= EXERCISE GOAL =
The reply should be the records repeated exactly, without any images.

Collected data entries
+===+
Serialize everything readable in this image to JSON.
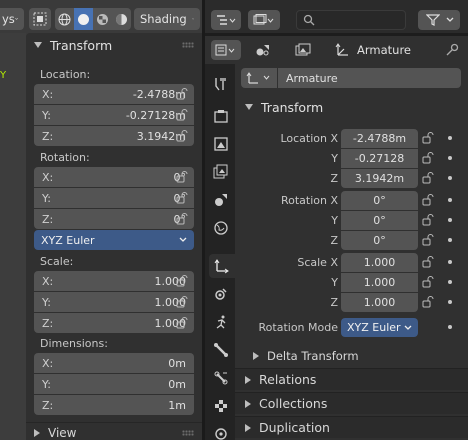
{
  "viewport": {
    "mode_fragment": "ys",
    "shading_label": "Shading",
    "axis_letter": "Y"
  },
  "npanel": {
    "title": "Transform",
    "location_label": "Location:",
    "location": [
      {
        "axis": "X:",
        "value": "-2.4788m"
      },
      {
        "axis": "Y:",
        "value": "-0.27128m"
      },
      {
        "axis": "Z:",
        "value": "3.1942m"
      }
    ],
    "rotation_label": "Rotation:",
    "rotation": [
      {
        "axis": "X:",
        "value": "0°"
      },
      {
        "axis": "Y:",
        "value": "0°"
      },
      {
        "axis": "Z:",
        "value": "0°"
      }
    ],
    "rotation_mode": "XYZ Euler",
    "scale_label": "Scale:",
    "scale": [
      {
        "axis": "X:",
        "value": "1.000"
      },
      {
        "axis": "Y:",
        "value": "1.000"
      },
      {
        "axis": "Z:",
        "value": "1.000"
      }
    ],
    "dimensions_label": "Dimensions:",
    "dimensions": [
      {
        "axis": "X:",
        "value": "0m"
      },
      {
        "axis": "Y:",
        "value": "0m"
      },
      {
        "axis": "Z:",
        "value": "1m"
      }
    ],
    "view_label": "View"
  },
  "properties": {
    "object_name": "Armature",
    "context_name": "Armature",
    "transform_title": "Transform",
    "location_labels": [
      "Location X",
      "Y",
      "Z"
    ],
    "location_values": [
      "-2.4788m",
      "-0.27128",
      "3.1942m"
    ],
    "rotation_labels": [
      "Rotation X",
      "Y",
      "Z"
    ],
    "rotation_values": [
      "0°",
      "0°",
      "0°"
    ],
    "scale_labels": [
      "Scale X",
      "Y",
      "Z"
    ],
    "scale_values": [
      "1.000",
      "1.000",
      "1.000"
    ],
    "rotation_mode_label": "Rotation Mode",
    "rotation_mode_value": "XYZ Euler",
    "delta_transform": "Delta Transform",
    "collapsed_sections": [
      "Relations",
      "Collections",
      "Duplication"
    ]
  },
  "colors": {
    "accent_active": "#4772b3",
    "dropdown_blue": "#3d5a88",
    "field_bg": "#545454",
    "panel_bg": "#303030"
  }
}
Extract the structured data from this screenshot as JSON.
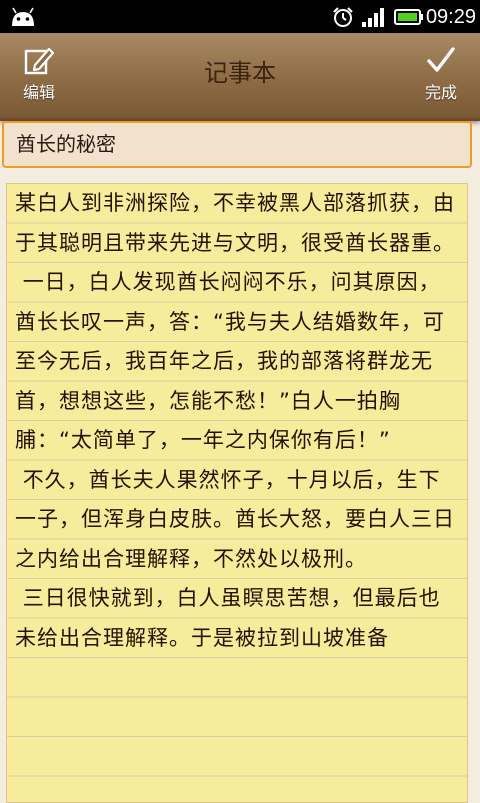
{
  "status_bar": {
    "time": "09:29",
    "icons": [
      "android-icon",
      "alarm-icon",
      "signal-icon",
      "battery-icon"
    ]
  },
  "header": {
    "edit_label": "编辑",
    "title": "记事本",
    "done_label": "完成"
  },
  "note": {
    "title": "酋长的秘密",
    "body": "某白人到非洲探险，不幸被黑人部落抓获，由于其聪明且带来先进与文明，很受酋长器重。\n 一日，白人发现酋长闷闷不乐，问其原因，酋长长叹一声，答：“我与夫人结婚数年，可至今无后，我百年之后，我的部落将群龙无首，想想这些，怎能不愁！”白人一拍胸脯：“太简单了，一年之内保你有后！”\n 不久，酋长夫人果然怀子，十月以后，生下一子，但浑身白皮肤。酋长大怒，要白人三日之内给出合理解释，不然处以极刑。\n 三日很快就到，白人虽瞑思苦想，但最后也未给出合理解释。于是被拉到山坡准备"
  },
  "colors": {
    "header_bg": "#8d6c45",
    "title_border": "#f39a24",
    "note_bg": "#f7eb9c"
  }
}
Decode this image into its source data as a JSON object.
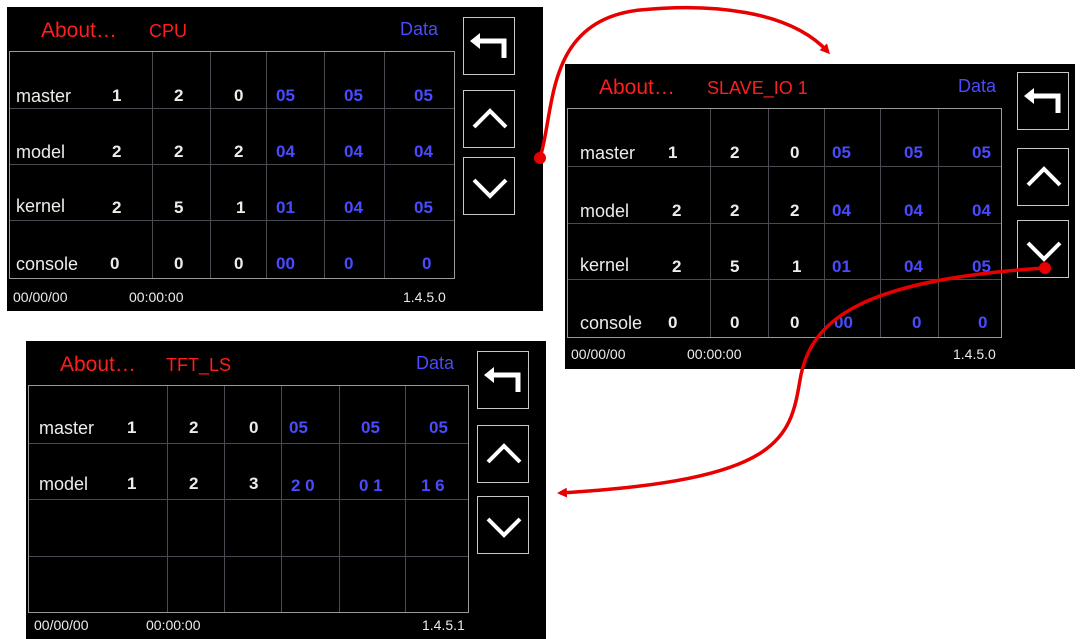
{
  "panels": [
    {
      "about": "About…",
      "device": "CPU",
      "data_label": "Data",
      "rows": [
        {
          "label": "master",
          "values": [
            "1",
            "2",
            "0",
            "05",
            "05",
            "05"
          ]
        },
        {
          "label": "model",
          "values": [
            "2",
            "2",
            "2",
            "04",
            "04",
            "04"
          ]
        },
        {
          "label": "kernel",
          "values": [
            "2",
            "5",
            "1",
            "01",
            "04",
            "05"
          ]
        },
        {
          "label": "console",
          "values": [
            "0",
            "0",
            "0",
            "00",
            "0",
            "0"
          ]
        }
      ],
      "date": "00/00/00",
      "time": "00:00:00",
      "version": "1.4.5.0"
    },
    {
      "about": "About…",
      "device": "SLAVE_IO 1",
      "data_label": "Data",
      "rows": [
        {
          "label": "master",
          "values": [
            "1",
            "2",
            "0",
            "05",
            "05",
            "05"
          ]
        },
        {
          "label": "model",
          "values": [
            "2",
            "2",
            "2",
            "04",
            "04",
            "04"
          ]
        },
        {
          "label": "kernel",
          "values": [
            "2",
            "5",
            "1",
            "01",
            "04",
            "05"
          ]
        },
        {
          "label": "console",
          "values": [
            "0",
            "0",
            "0",
            "00",
            "0",
            "0"
          ]
        }
      ],
      "date": "00/00/00",
      "time": "00:00:00",
      "version": "1.4.5.0"
    },
    {
      "about": "About…",
      "device": "TFT_LS",
      "data_label": "Data",
      "rows": [
        {
          "label": "master",
          "values": [
            "1",
            "2",
            "0",
            "05",
            "05",
            "05"
          ]
        },
        {
          "label": "model",
          "values": [
            "1",
            "2",
            "3",
            "2 0",
            "0 1",
            "1 6"
          ]
        },
        {
          "label": "",
          "values": [
            "",
            "",
            "",
            "",
            "",
            ""
          ]
        },
        {
          "label": "",
          "values": [
            "",
            "",
            "",
            "",
            "",
            ""
          ]
        }
      ],
      "date": "00/00/00",
      "time": "00:00:00",
      "version": "1.4.5.1"
    }
  ],
  "colors": {
    "title": "#ff1e1e",
    "data_label": "#4a4aff",
    "value_white": "#ececec",
    "value_blue": "#4a4aff",
    "flow_arrow": "#e60000"
  },
  "icons": [
    "return-arrow-icon",
    "chevron-up-icon",
    "chevron-down-icon"
  ]
}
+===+
= FINISHED TASK =
Serialize everything readable in this image to JSON.
{
  "viewport": {
    "mode_fragment": "ys",
    "shading_label": "Shading",
    "axis_letter": "Y"
  },
  "npanel": {
    "title": "Transform",
    "location_label": "Location:",
    "location": [
      {
        "axis": "X:",
        "value": "-2.4788m"
      },
      {
        "axis": "Y:",
        "value": "-0.27128m"
      },
      {
        "axis": "Z:",
        "value": "3.1942m"
      }
    ],
    "rotation_label": "Rotation:",
    "rotation": [
      {
        "axis": "X:",
        "value": "0°"
      },
      {
        "axis": "Y:",
        "value": "0°"
      },
      {
        "axis": "Z:",
        "value": "0°"
      }
    ],
    "rotation_mode": "XYZ Euler",
    "scale_label": "Scale:",
    "scale": [
      {
        "axis": "X:",
        "value": "1.000"
      },
      {
        "axis": "Y:",
        "value": "1.000"
      },
      {
        "axis": "Z:",
        "value": "1.000"
      }
    ],
    "dimensions_label": "Dimensions:",
    "dimensions": [
      {
        "axis": "X:",
        "value": "0m"
      },
      {
        "axis": "Y:",
        "value": "0m"
      },
      {
        "axis": "Z:",
        "value": "1m"
      }
    ],
    "view_label": "View"
  },
  "properties": {
    "object_name": "Armature",
    "context_name": "Armature",
    "transform_title": "Transform",
    "location_labels": [
      "Location X",
      "Y",
      "Z"
    ],
    "location_values": [
      "-2.4788m",
      "-0.27128",
      "3.1942m"
    ],
    "rotation_labels": [
      "Rotation X",
      "Y",
      "Z"
    ],
    "rotation_values": [
      "0°",
      "0°",
      "0°"
    ],
    "scale_labels": [
      "Scale X",
      "Y",
      "Z"
    ],
    "scale_values": [
      "1.000",
      "1.000",
      "1.000"
    ],
    "rotation_mode_label": "Rotation Mode",
    "rotation_mode_value": "XYZ Euler",
    "delta_transform": "Delta Transform",
    "collapsed_sections": [
      "Relations",
      "Collections",
      "Duplication"
    ]
  },
  "colors": {
    "accent_active": "#4772b3",
    "dropdown_blue": "#3d5a88",
    "field_bg": "#545454",
    "panel_bg": "#303030"
  }
}
Extract the structured data from this screenshot as JSON.
{
  "status_bar": {
    "time": "09:29",
    "icons": [
      "android-icon",
      "alarm-icon",
      "signal-icon",
      "battery-icon"
    ]
  },
  "header": {
    "edit_label": "编辑",
    "title": "记事本",
    "done_label": "完成"
  },
  "note": {
    "title": "酋长的秘密",
    "body": "某白人到非洲探险，不幸被黑人部落抓获，由于其聪明且带来先进与文明，很受酋长器重。\n 一日，白人发现酋长闷闷不乐，问其原因，酋长长叹一声，答：“我与夫人结婚数年，可至今无后，我百年之后，我的部落将群龙无首，想想这些，怎能不愁！”白人一拍胸脯：“太简单了，一年之内保你有后！”\n 不久，酋长夫人果然怀子，十月以后，生下一子，但浑身白皮肤。酋长大怒，要白人三日之内给出合理解释，不然处以极刑。\n 三日很快就到，白人虽瞑思苦想，但最后也未给出合理解释。于是被拉到山坡准备"
  },
  "colors": {
    "header_bg": "#8d6c45",
    "title_border": "#f39a24",
    "note_bg": "#f7eb9c"
  }
}
Decode this image into its source data as a JSON object.
{
  "panels": [
    {
      "about": "About…",
      "device": "CPU",
      "data_label": "Data",
      "rows": [
        {
          "label": "master",
          "values": [
            "1",
            "2",
            "0",
            "05",
            "05",
            "05"
          ]
        },
        {
          "label": "model",
          "values": [
            "2",
            "2",
            "2",
            "04",
            "04",
            "04"
          ]
        },
        {
          "label": "kernel",
          "values": [
            "2",
            "5",
            "1",
            "01",
            "04",
            "05"
          ]
        },
        {
          "label": "console",
          "values": [
            "0",
            "0",
            "0",
            "00",
            "0",
            "0"
          ]
        }
      ],
      "date": "00/00/00",
      "time": "00:00:00",
      "version": "1.4.5.0"
    },
    {
      "about": "About…",
      "device": "SLAVE_IO 1",
      "data_label": "Data",
      "rows": [
        {
          "label": "master",
          "values": [
            "1",
            "2",
            "0",
            "05",
            "05",
            "05"
          ]
        },
        {
          "label": "model",
          "values": [
            "2",
            "2",
            "2",
            "04",
            "04",
            "04"
          ]
        },
        {
          "label": "kernel",
          "values": [
            "2",
            "5",
            "1",
            "01",
            "04",
            "05"
          ]
        },
        {
          "label": "console",
          "values": [
            "0",
            "0",
            "0",
            "00",
            "0",
            "0"
          ]
        }
      ],
      "date": "00/00/00",
      "time": "00:00:00",
      "version": "1.4.5.0"
    },
    {
      "about": "About…",
      "device": "TFT_LS",
      "data_label": "Data",
      "rows": [
        {
          "label": "master",
          "values": [
            "1",
            "2",
            "0",
            "05",
            "05",
            "05"
          ]
        },
        {
          "label": "model",
          "values": [
            "1",
            "2",
            "3",
            "2 0",
            "0 1",
            "1 6"
          ]
        },
        {
          "label": "",
          "values": [
            "",
            "",
            "",
            "",
            "",
            ""
          ]
        },
        {
          "label": "",
          "values": [
            "",
            "",
            "",
            "",
            "",
            ""
          ]
        }
      ],
      "date": "00/00/00",
      "time": "00:00:00",
      "version": "1.4.5.1"
    }
  ],
  "colors": {
    "title": "#ff1e1e",
    "data_label": "#4a4aff",
    "value_white": "#ececec",
    "value_blue": "#4a4aff",
    "flow_arrow": "#e60000"
  },
  "icons": [
    "return-arrow-icon",
    "chevron-up-icon",
    "chevron-down-icon"
  ]
}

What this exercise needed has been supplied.